• [Exercise objective]:
Every line holding the string "Test" is to be copied from the entries below.

• [Provided data]:

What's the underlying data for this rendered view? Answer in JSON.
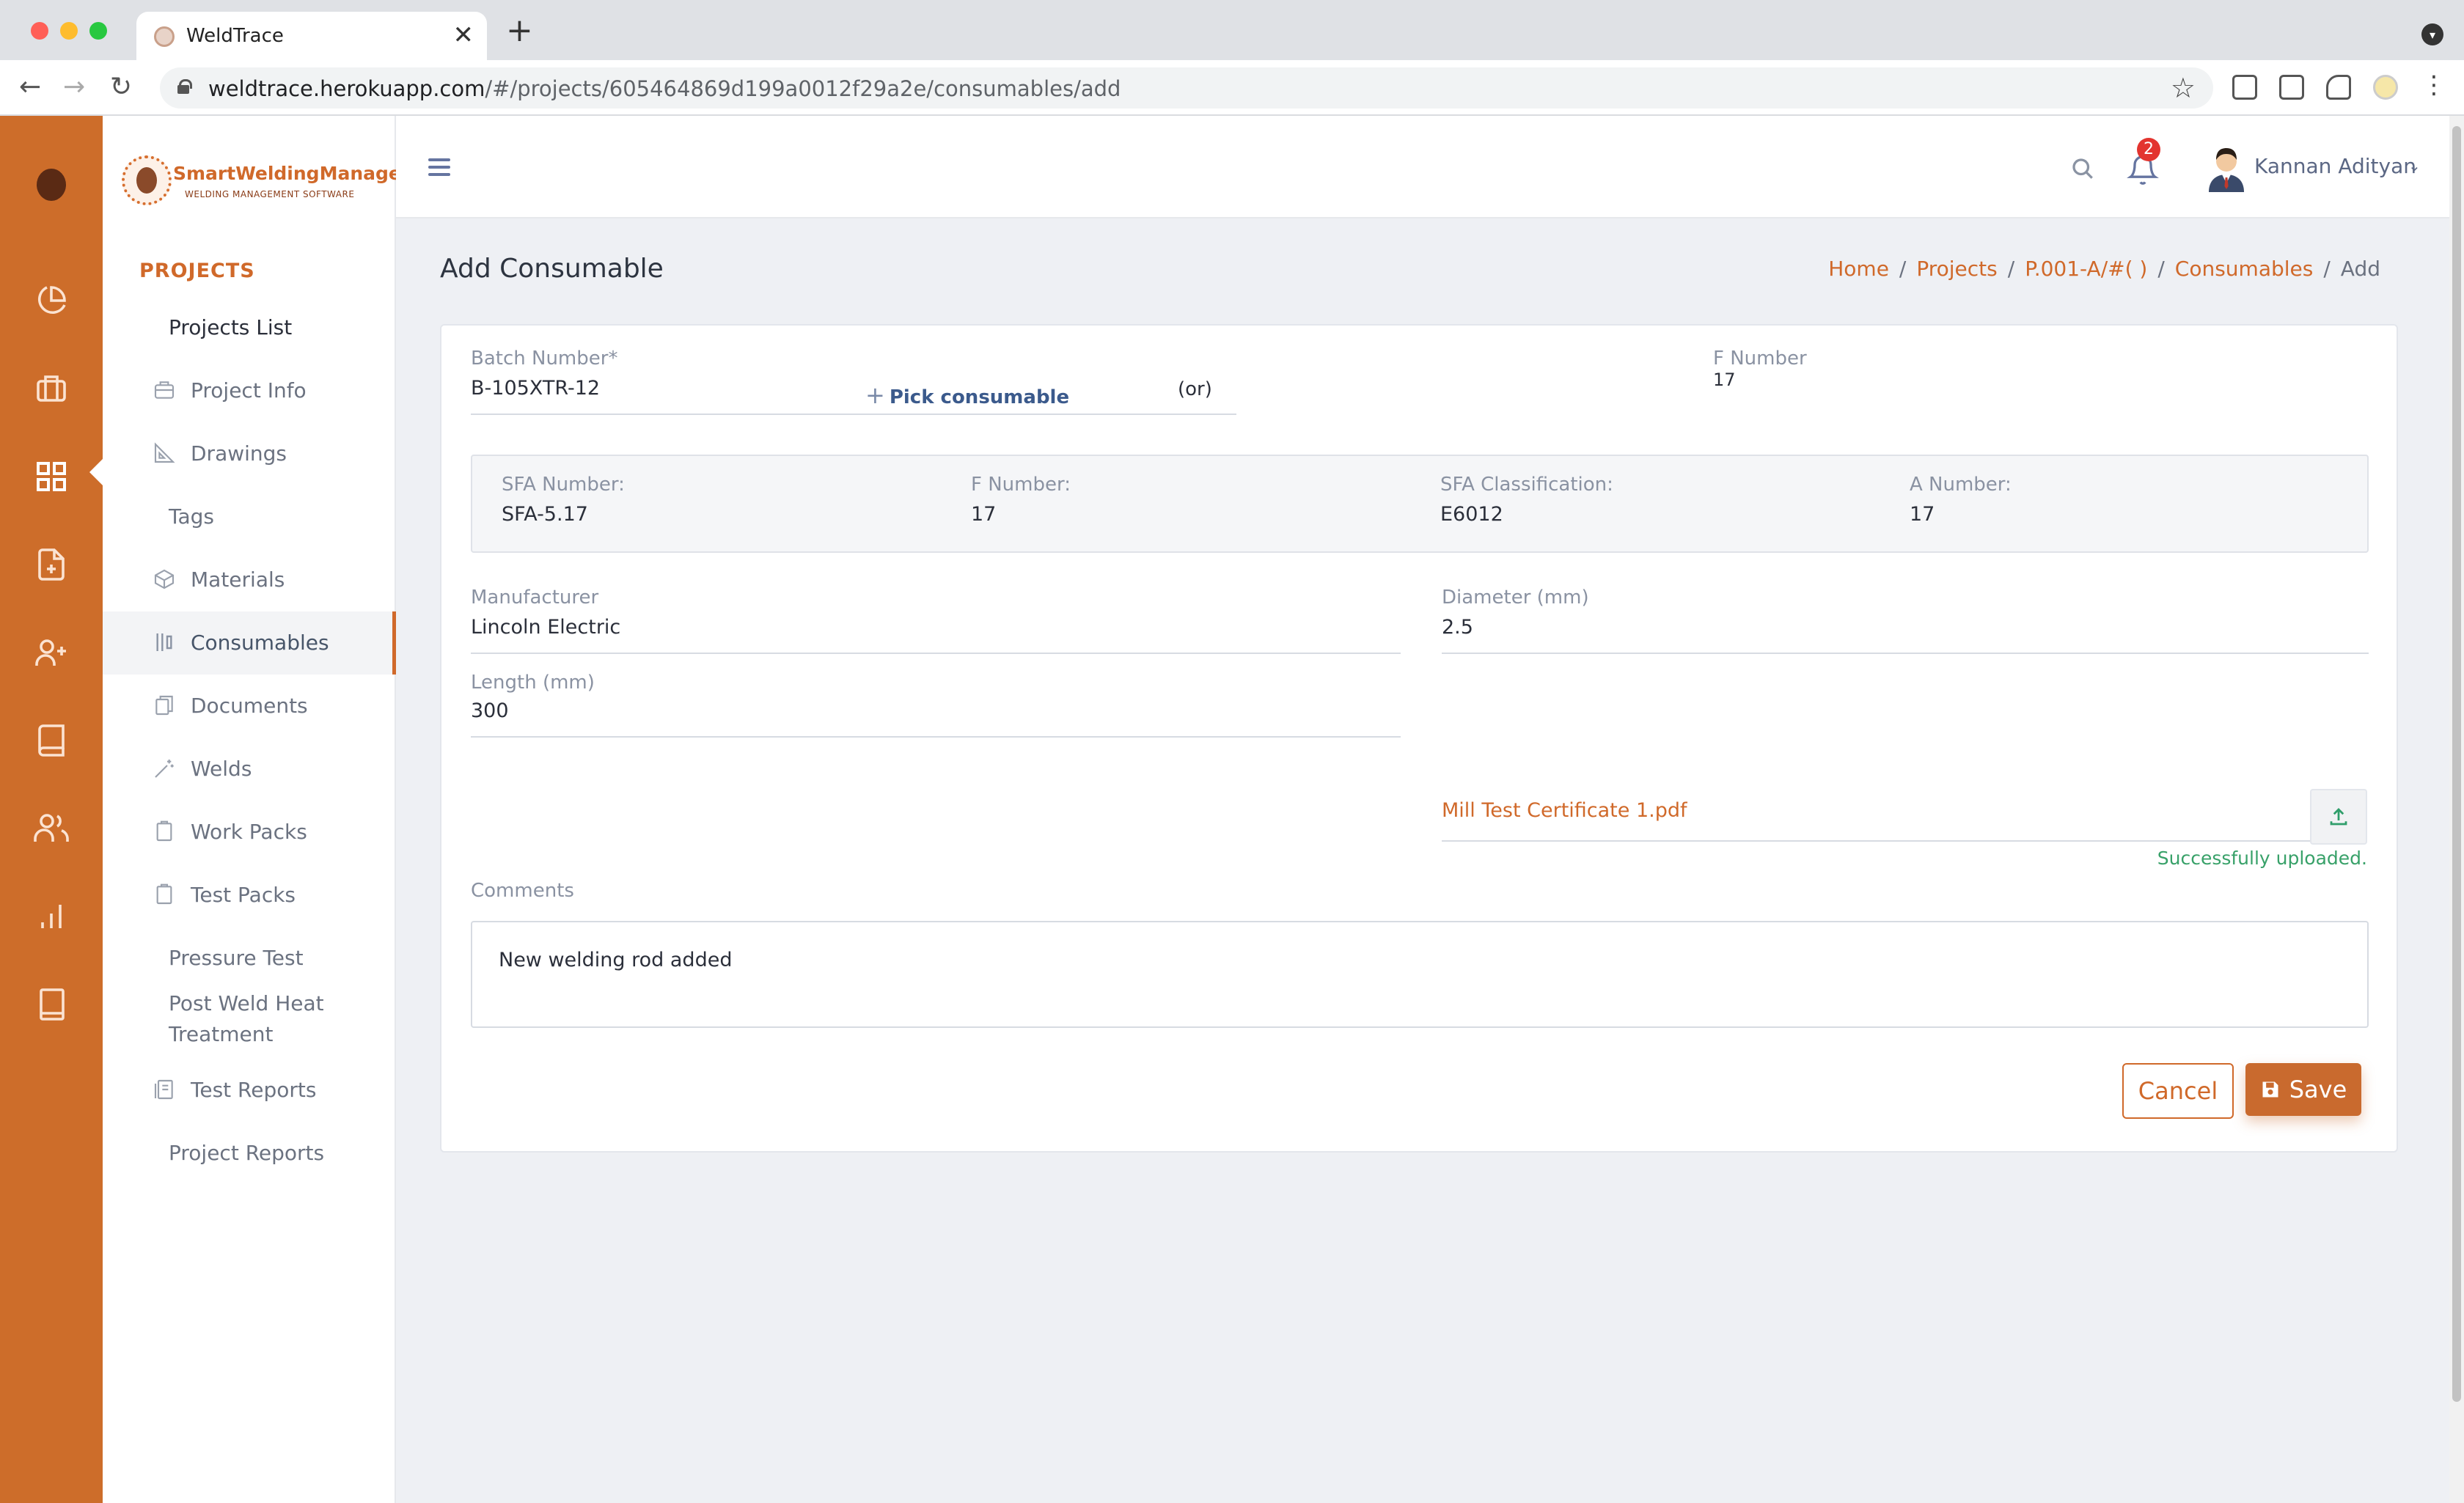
{
  "browser": {
    "tab_title": "WeldTrace",
    "url_host": "weldtrace.herokuapp.com",
    "url_path": "/#/projects/605464869d199a0012f29a2e/consumables/add",
    "new_tab_glyph": "+",
    "close_glyph": "✕"
  },
  "brand": {
    "name": "SmartWeldingManager",
    "tagline": "WELDING MANAGEMENT SOFTWARE",
    "accent": "#cd6d2a"
  },
  "rail": {
    "icons": [
      "avatar-icon",
      "pie-chart-icon",
      "briefcase-icon",
      "grid-icon",
      "file-plus-icon",
      "user-plus-icon",
      "book-icon",
      "users-icon",
      "bar-chart-icon",
      "book-closed-icon"
    ]
  },
  "sidebar": {
    "section_title": "PROJECTS",
    "items": [
      {
        "label": "Projects List",
        "icon": ""
      },
      {
        "label": "Project Info",
        "icon": "briefcase-icon"
      },
      {
        "label": "Drawings",
        "icon": "set-square-icon"
      },
      {
        "label": "Tags",
        "icon": ""
      },
      {
        "label": "Materials",
        "icon": "box-icon"
      },
      {
        "label": "Consumables",
        "icon": "rods-icon"
      },
      {
        "label": "Documents",
        "icon": "documents-icon"
      },
      {
        "label": "Welds",
        "icon": "wand-icon"
      },
      {
        "label": "Work Packs",
        "icon": "clipboard-icon"
      },
      {
        "label": "Test Packs",
        "icon": "clipboard-icon"
      },
      {
        "label": "Pressure Test",
        "icon": ""
      },
      {
        "label": "Post Weld Heat",
        "label2": "Treatment",
        "icon": ""
      },
      {
        "label": "Test Reports",
        "icon": "reports-icon"
      },
      {
        "label": "Project Reports",
        "icon": ""
      }
    ]
  },
  "header": {
    "notification_count": "2",
    "user_name": "Kannan Adityan",
    "caret": "⌄"
  },
  "page": {
    "title": "Add Consumable",
    "breadcrumb": [
      "Home",
      "Projects",
      "P.001-A/#( )",
      "Consumables",
      "Add"
    ],
    "breadcrumb_sep": "/"
  },
  "form": {
    "batch_number_label": "Batch Number*",
    "batch_number_value": "B-105XTR-12",
    "pick_plus": "+",
    "pick_label": "Pick consumable",
    "or_text": "(or)",
    "f_number_label": "F Number",
    "f_number_value": "17",
    "info": {
      "sfa_number_label": "SFA Number:",
      "sfa_number_value": "SFA-5.17",
      "f_number_label": "F Number:",
      "f_number_value": "17",
      "sfa_class_label": "SFA Classification:",
      "sfa_class_value": "E6012",
      "a_number_label": "A Number:",
      "a_number_value": "17"
    },
    "manufacturer_label": "Manufacturer",
    "manufacturer_value": "Lincoln Electric",
    "diameter_label": "Diameter (mm)",
    "diameter_value": "2.5",
    "length_label": "Length (mm)",
    "length_value": "300",
    "file_name": "Mill Test Certificate 1.pdf",
    "upload_status": "Successfully uploaded.",
    "comments_label": "Comments",
    "comments_value": "New welding rod added",
    "cancel_label": "Cancel",
    "save_label": "Save"
  }
}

• [Result]:
        "label": "Test Packs",
        "label": "Pressure Test",
        "label": "Test Reports",
    "file_name": "Mill Test Certificate 1.pdf",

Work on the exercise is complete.